(Stored dataset items):
§

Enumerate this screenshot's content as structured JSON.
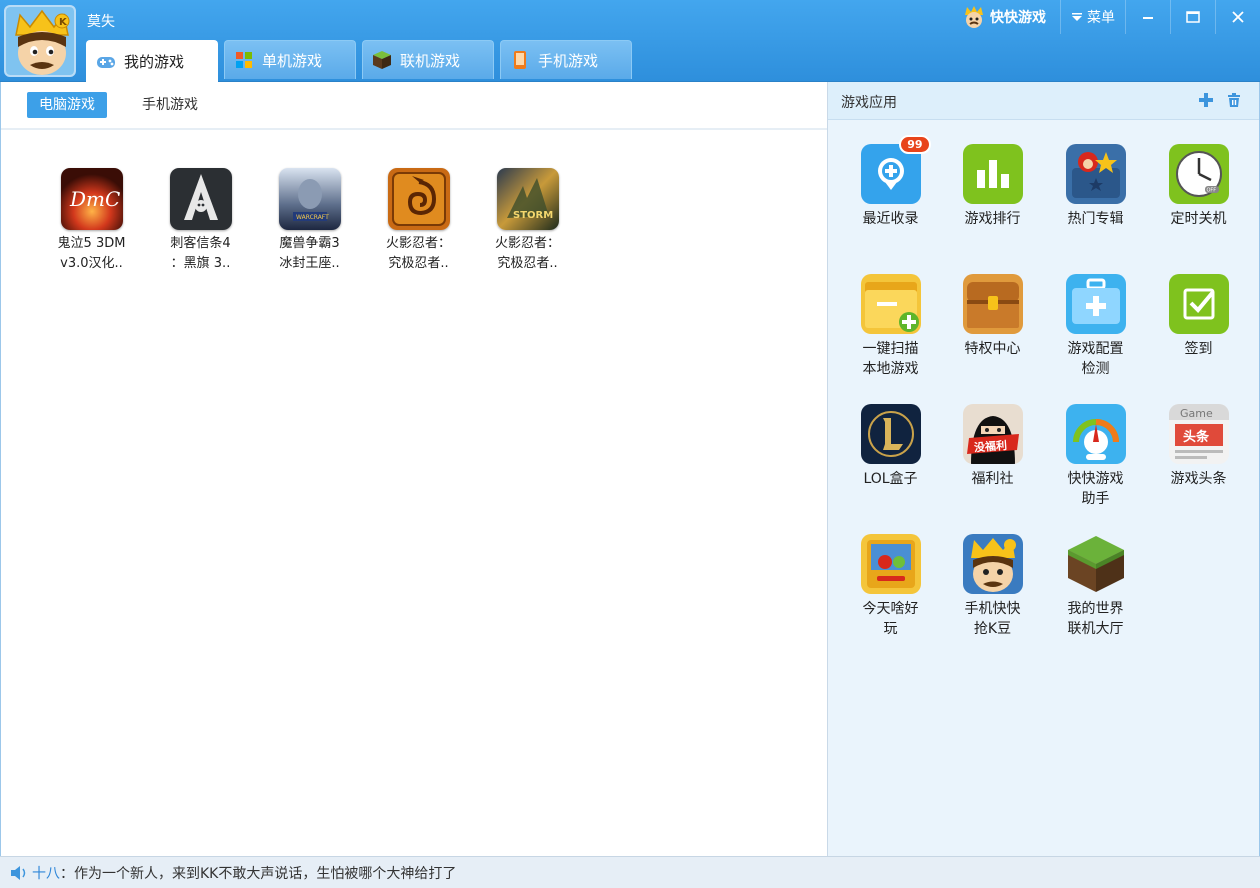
{
  "window": {
    "user_name": "莫失",
    "brand": "快快游戏",
    "menu_label": "菜单"
  },
  "tabs": [
    {
      "label": "我的游戏",
      "active": true,
      "icon": "gamepad-icon"
    },
    {
      "label": "单机游戏",
      "active": false,
      "icon": "windows-icon"
    },
    {
      "label": "联机游戏",
      "active": false,
      "icon": "cube-icon"
    },
    {
      "label": "手机游戏",
      "active": false,
      "icon": "phone-icon"
    }
  ],
  "subtabs": [
    {
      "label": "电脑游戏",
      "active": true
    },
    {
      "label": "手机游戏",
      "active": false
    }
  ],
  "games": [
    {
      "line1": "鬼泣5 3DM",
      "line2": "v3.0汉化..",
      "icon": "dmc-icon"
    },
    {
      "line1": "刺客信条4",
      "line2": "：黑旗 3..",
      "icon": "assassins-creed-icon"
    },
    {
      "line1": "魔兽争霸3",
      "line2": "冰封王座..",
      "icon": "warcraft-icon"
    },
    {
      "line1": "火影忍者：",
      "line2": "究极忍者..",
      "icon": "naruto-icon"
    },
    {
      "line1": "火影忍者：",
      "line2": "究极忍者..",
      "icon": "naruto-storm-icon"
    }
  ],
  "apps_panel": {
    "title": "游戏应用",
    "add_icon": "plus-icon",
    "delete_icon": "trash-icon"
  },
  "apps": [
    {
      "label": "最近收录",
      "icon": "recent-add-icon",
      "badge": "99"
    },
    {
      "label": "游戏排行",
      "icon": "ranking-chart-icon"
    },
    {
      "label": "热门专辑",
      "icon": "hot-album-icon"
    },
    {
      "label": "定时关机",
      "icon": "timer-shutdown-icon"
    },
    {
      "label": "一键扫描\n本地游戏",
      "icon": "folder-scan-icon"
    },
    {
      "label": "特权中心",
      "icon": "treasure-chest-icon"
    },
    {
      "label": "游戏配置\n检测",
      "icon": "first-aid-kit-icon"
    },
    {
      "label": "签到",
      "icon": "checkbox-icon"
    },
    {
      "label": "LOL盒子",
      "icon": "lol-icon"
    },
    {
      "label": "福利社",
      "icon": "welfare-icon",
      "icon_text": "没福利"
    },
    {
      "label": "快快游戏\n助手",
      "icon": "assistant-gauge-icon"
    },
    {
      "label": "游戏头条",
      "icon": "game-news-icon",
      "icon_text": "Game",
      "icon_text2": "头条"
    },
    {
      "label": "今天啥好\n玩",
      "icon": "angry-birds-icon"
    },
    {
      "label": "手机快快\n抢K豆",
      "icon": "kk-mascot-icon"
    },
    {
      "label": "我的世界\n联机大厅",
      "icon": "minecraft-grass-icon"
    }
  ],
  "status": {
    "user": "十八",
    "message": "：作为一个新人，来到KK不敢大声说话，生怕被哪个大神给打了"
  }
}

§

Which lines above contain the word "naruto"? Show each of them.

      "icon": "naruto-icon"
      "icon": "naruto-storm-icon"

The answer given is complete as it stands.